Information overload is not the issue. If it were, you'd walk into the library and die. As soon as you connected to the Web, you'd just explode.
In fact, the most information-rich place in the world is the most relaxing: it's called nature. It has more varied horizons, more detail, more input of all sorts. As a matter of fact, if you want to go crazy, get rid of all your information: it's called sensory deprivation.
The thing about nature is, it's information rich, but the meaningful things in nature are relatively few—berries, bears and snakes, thunderstorms, maybe poison oak. There are only a few things in nature that force me to change behavior or make a decision. The problem with e-mail is that it's not just information; it's the need for potential action. It's the berries and snakes and bears, but they're embedded, and you don't know what's in each one.
Monday, December 31, 2012
Meaning in Nature, from an Unlikely Source

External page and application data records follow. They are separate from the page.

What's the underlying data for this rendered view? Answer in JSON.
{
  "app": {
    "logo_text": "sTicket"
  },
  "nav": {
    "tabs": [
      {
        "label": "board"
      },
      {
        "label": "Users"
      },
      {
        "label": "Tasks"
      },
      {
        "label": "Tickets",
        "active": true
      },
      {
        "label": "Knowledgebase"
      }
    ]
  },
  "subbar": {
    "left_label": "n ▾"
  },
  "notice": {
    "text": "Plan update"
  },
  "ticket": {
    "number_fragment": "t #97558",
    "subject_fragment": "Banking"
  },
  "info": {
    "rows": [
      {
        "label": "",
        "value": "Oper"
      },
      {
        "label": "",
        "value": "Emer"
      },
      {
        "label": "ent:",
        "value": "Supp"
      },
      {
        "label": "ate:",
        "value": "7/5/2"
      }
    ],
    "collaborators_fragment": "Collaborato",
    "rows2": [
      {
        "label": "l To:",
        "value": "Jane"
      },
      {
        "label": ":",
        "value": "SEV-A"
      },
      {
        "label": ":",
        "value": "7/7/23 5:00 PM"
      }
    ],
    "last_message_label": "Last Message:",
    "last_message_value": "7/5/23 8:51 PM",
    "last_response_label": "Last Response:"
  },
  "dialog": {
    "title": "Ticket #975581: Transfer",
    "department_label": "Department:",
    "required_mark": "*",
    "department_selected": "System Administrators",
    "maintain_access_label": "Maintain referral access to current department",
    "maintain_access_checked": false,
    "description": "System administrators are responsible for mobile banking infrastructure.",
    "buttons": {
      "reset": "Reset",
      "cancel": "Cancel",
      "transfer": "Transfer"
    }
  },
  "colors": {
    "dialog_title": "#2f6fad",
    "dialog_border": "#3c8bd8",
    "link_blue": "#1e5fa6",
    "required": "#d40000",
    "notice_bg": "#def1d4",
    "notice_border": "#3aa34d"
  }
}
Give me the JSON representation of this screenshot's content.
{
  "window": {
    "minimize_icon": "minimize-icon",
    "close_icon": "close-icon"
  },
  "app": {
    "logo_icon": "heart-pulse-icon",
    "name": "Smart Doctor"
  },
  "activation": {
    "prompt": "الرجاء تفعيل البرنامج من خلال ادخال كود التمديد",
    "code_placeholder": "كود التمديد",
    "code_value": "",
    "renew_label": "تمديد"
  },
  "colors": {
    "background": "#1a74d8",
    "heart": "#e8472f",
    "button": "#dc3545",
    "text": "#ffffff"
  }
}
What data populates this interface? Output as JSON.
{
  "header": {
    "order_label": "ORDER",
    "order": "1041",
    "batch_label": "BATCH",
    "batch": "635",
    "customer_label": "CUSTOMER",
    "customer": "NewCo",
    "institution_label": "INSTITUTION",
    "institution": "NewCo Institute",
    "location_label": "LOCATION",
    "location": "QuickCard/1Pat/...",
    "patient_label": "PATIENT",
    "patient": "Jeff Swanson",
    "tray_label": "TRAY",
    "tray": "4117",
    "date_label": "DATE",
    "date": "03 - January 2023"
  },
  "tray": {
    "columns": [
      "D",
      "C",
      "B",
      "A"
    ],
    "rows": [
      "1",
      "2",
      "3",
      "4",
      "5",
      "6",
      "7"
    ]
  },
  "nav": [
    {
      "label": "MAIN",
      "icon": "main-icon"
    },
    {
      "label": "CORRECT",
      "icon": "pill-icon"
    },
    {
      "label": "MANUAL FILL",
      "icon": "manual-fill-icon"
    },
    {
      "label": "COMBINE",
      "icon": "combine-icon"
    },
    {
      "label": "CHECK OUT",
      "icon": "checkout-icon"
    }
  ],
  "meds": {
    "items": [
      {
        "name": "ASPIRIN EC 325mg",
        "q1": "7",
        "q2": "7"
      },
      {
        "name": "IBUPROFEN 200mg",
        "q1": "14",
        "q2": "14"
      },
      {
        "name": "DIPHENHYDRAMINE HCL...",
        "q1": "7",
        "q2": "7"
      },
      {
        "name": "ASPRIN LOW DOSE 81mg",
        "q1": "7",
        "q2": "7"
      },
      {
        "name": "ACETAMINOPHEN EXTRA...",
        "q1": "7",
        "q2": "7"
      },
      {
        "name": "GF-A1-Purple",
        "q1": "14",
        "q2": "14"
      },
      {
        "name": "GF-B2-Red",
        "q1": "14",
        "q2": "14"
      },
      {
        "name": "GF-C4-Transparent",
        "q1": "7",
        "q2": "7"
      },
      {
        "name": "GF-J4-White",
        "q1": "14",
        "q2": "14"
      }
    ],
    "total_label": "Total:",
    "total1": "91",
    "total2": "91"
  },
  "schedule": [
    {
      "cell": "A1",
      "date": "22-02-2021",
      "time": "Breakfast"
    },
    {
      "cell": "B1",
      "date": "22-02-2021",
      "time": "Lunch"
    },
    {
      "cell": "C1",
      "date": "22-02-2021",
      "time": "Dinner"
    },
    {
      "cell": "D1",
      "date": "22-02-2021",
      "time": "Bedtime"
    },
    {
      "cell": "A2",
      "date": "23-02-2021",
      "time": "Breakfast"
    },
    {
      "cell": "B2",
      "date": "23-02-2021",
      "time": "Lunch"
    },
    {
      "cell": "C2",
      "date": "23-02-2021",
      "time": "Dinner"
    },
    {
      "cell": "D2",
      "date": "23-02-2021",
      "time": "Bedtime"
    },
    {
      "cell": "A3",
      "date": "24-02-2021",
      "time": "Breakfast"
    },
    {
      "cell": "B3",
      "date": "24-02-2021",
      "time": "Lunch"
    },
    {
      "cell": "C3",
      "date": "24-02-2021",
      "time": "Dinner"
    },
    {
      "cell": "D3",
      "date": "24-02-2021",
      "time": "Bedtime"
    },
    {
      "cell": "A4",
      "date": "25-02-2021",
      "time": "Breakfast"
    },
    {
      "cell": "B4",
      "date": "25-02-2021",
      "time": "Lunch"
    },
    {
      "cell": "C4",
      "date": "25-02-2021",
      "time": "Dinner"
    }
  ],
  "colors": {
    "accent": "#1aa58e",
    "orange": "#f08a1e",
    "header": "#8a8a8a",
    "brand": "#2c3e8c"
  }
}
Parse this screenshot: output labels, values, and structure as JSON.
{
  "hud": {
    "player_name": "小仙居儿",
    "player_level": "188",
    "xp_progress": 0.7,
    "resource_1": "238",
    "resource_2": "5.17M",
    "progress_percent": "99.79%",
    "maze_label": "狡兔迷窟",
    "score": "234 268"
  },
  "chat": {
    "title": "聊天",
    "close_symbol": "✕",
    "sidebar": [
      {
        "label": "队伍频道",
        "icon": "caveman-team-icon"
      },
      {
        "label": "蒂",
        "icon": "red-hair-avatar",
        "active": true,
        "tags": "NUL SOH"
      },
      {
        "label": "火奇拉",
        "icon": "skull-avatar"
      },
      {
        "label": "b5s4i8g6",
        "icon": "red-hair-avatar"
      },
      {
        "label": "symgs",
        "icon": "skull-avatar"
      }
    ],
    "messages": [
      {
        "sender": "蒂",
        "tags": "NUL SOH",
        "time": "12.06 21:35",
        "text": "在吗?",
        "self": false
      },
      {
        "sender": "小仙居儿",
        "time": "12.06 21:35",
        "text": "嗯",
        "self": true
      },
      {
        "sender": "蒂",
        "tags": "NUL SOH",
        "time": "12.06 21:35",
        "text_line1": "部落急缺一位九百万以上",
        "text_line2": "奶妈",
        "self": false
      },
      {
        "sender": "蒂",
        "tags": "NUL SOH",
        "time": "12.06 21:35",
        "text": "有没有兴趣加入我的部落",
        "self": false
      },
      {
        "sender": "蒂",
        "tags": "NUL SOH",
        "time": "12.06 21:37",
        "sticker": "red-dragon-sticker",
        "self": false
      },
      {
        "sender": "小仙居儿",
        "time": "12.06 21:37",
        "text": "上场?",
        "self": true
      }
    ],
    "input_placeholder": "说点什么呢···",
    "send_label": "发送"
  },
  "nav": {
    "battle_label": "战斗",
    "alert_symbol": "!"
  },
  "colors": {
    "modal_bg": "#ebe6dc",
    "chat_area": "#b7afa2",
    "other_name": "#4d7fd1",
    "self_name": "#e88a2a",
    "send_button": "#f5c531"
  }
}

David Allen is the Getting Things Done guy, so it was with surprise that in an interview with him I ran across this gem about how we filter, and how nature is information-dense but meaning-light: